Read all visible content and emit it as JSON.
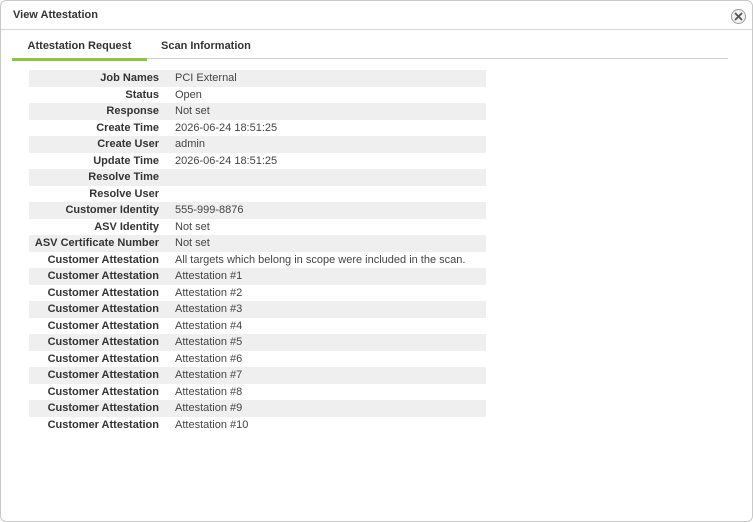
{
  "dialog": {
    "title": "View Attestation",
    "close_icon": "close-icon"
  },
  "tabs": [
    {
      "label": "Attestation Request",
      "active": true
    },
    {
      "label": "Scan Information",
      "active": false
    }
  ],
  "accent_color": "#8cc63f",
  "details": [
    {
      "label": "Job Names",
      "value": "PCI External"
    },
    {
      "label": "Status",
      "value": "Open"
    },
    {
      "label": "Response",
      "value": "Not set"
    },
    {
      "label": "Create Time",
      "value": "2026-06-24 18:51:25"
    },
    {
      "label": "Create User",
      "value": "admin"
    },
    {
      "label": "Update Time",
      "value": "2026-06-24 18:51:25"
    },
    {
      "label": "Resolve Time",
      "value": ""
    },
    {
      "label": "Resolve User",
      "value": ""
    },
    {
      "label": "Customer Identity",
      "value": "555-999-8876"
    },
    {
      "label": "ASV Identity",
      "value": "Not set"
    },
    {
      "label": "ASV Certificate Number",
      "value": "Not set"
    },
    {
      "label": "Customer Attestation",
      "value": "All targets which belong in scope were included in the scan."
    },
    {
      "label": "Customer Attestation",
      "value": "Attestation #1"
    },
    {
      "label": "Customer Attestation",
      "value": "Attestation #2"
    },
    {
      "label": "Customer Attestation",
      "value": "Attestation #3"
    },
    {
      "label": "Customer Attestation",
      "value": "Attestation #4"
    },
    {
      "label": "Customer Attestation",
      "value": "Attestation #5"
    },
    {
      "label": "Customer Attestation",
      "value": "Attestation #6"
    },
    {
      "label": "Customer Attestation",
      "value": "Attestation #7"
    },
    {
      "label": "Customer Attestation",
      "value": "Attestation #8"
    },
    {
      "label": "Customer Attestation",
      "value": "Attestation #9"
    },
    {
      "label": "Customer Attestation",
      "value": "Attestation #10"
    }
  ]
}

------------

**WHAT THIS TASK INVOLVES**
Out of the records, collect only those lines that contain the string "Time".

**TASK RESPONSE**
      "label": "Create Time",
      "label": "Update Time",
      "label": "Resolve Time",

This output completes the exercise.